sometimes i think a thing about girlhood or maybe a thing about my girlhood specifically is the lurking sense that your time does not really belong to you. yesterday i left work after having worked six days straight and i walked out into the sunshine with a little cup of fig ice cream and sat on a bench and rested. stapled to a lamppost beside the bench was a paper flyer advertising lorde at the greek theater on friday night and i watched it flap in the breeze and thought about how much i like her, princess cut from marble and all that, you know, and how much i might like to see her. this morning which is the first morning for six days i have not had to get up and go to work i instead woke up to an email from a coworker about could i please take her shift on friday night, and i spent the morning with guilt panging at my chest like a fist rapping at a door, like a persistent telephone, like a person calling your name that you pretend you can’t hear. this girl i work with i have never met asked me would i please switch shifts with her and all i could think about was how much i owed it to her, how i was indebted to this person i had never met to take on a burden for her so her life would be a little lighter. she’s a she, so i assumed, you know, she needed it. and it’s true, it is. but also i’ve been at work for six days in a row and my legs hurt and my arms hurt and i want to see lorde. i asked p, so like, what if i went to see lorde on friday night, will you be sad and lonely, because you know, that’s my responsibility also, is what i’ve heard, but he said he would be fine, obviously. i said anyway if i don’t go i guess i should probably pick up this shift at work, for this girl, who i haven’t met, and he said, why, i wouldn’t give up my friday for a person i’d never met. and i mean of course he wouldn’t. he hasn’t been taught to do that. it always sounds like exaggerating when i say this, like something that can’t be real, but i gave up every other weekend of my childhood to drive seven hours one way to see a person that i didn’t like who treated me poorly. i missed birthday parties, i missed outings, i missed long luxurious days at home curled in a patch of sunshine. i read a lot in the car and was told that i was doing a good thing –– but really all it did was train me to sit still for hours on end and assume that my time was something that i possessed wrongfully, something i was supposed to give away to other people to prove my generosity. to go to a friend’s party, though, was selfish, and were i to request such a thing i would need to demonstrate how i could “make up” that time later, as though that were a thing that were possible. i’ve always had trouble switching shifts at work because i assume any time i take off will need to be made up later, like, if i get to have this day now i better work three times as hard later or else i’m selfish and lazy. anyway, i was always going to have friday off, and i just bought tickets to see lorde, and maybe this is what making up time is, maybe i am making up time now, except, you know, it’s my time.

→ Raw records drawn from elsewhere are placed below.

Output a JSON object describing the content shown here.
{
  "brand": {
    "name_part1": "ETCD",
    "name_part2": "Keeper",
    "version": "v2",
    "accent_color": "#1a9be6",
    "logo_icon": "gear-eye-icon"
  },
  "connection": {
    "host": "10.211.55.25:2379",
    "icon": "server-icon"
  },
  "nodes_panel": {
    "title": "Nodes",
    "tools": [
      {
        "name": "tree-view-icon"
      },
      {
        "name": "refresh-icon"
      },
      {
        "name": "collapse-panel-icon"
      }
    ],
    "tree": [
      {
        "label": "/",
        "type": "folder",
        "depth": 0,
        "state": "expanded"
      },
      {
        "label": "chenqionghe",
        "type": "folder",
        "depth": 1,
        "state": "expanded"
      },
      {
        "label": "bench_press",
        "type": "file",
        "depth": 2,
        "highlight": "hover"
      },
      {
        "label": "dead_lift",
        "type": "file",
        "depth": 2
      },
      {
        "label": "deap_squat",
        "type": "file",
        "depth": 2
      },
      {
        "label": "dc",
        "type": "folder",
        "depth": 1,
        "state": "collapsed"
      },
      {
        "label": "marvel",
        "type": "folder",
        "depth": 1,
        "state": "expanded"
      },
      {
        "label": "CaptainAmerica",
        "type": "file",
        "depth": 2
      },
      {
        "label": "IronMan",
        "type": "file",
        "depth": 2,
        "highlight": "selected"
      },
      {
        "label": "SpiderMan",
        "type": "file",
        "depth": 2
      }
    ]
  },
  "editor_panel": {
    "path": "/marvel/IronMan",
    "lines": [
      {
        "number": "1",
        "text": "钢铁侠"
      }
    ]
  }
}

It is very exhausting pretending to care about anything other Mr Brightside
"why can’t i write fiction in the present tense" i howl as i open a text post to blog about it… furiously… in the present tense
here’s a question: how did i ever manage to write fiction in the present tense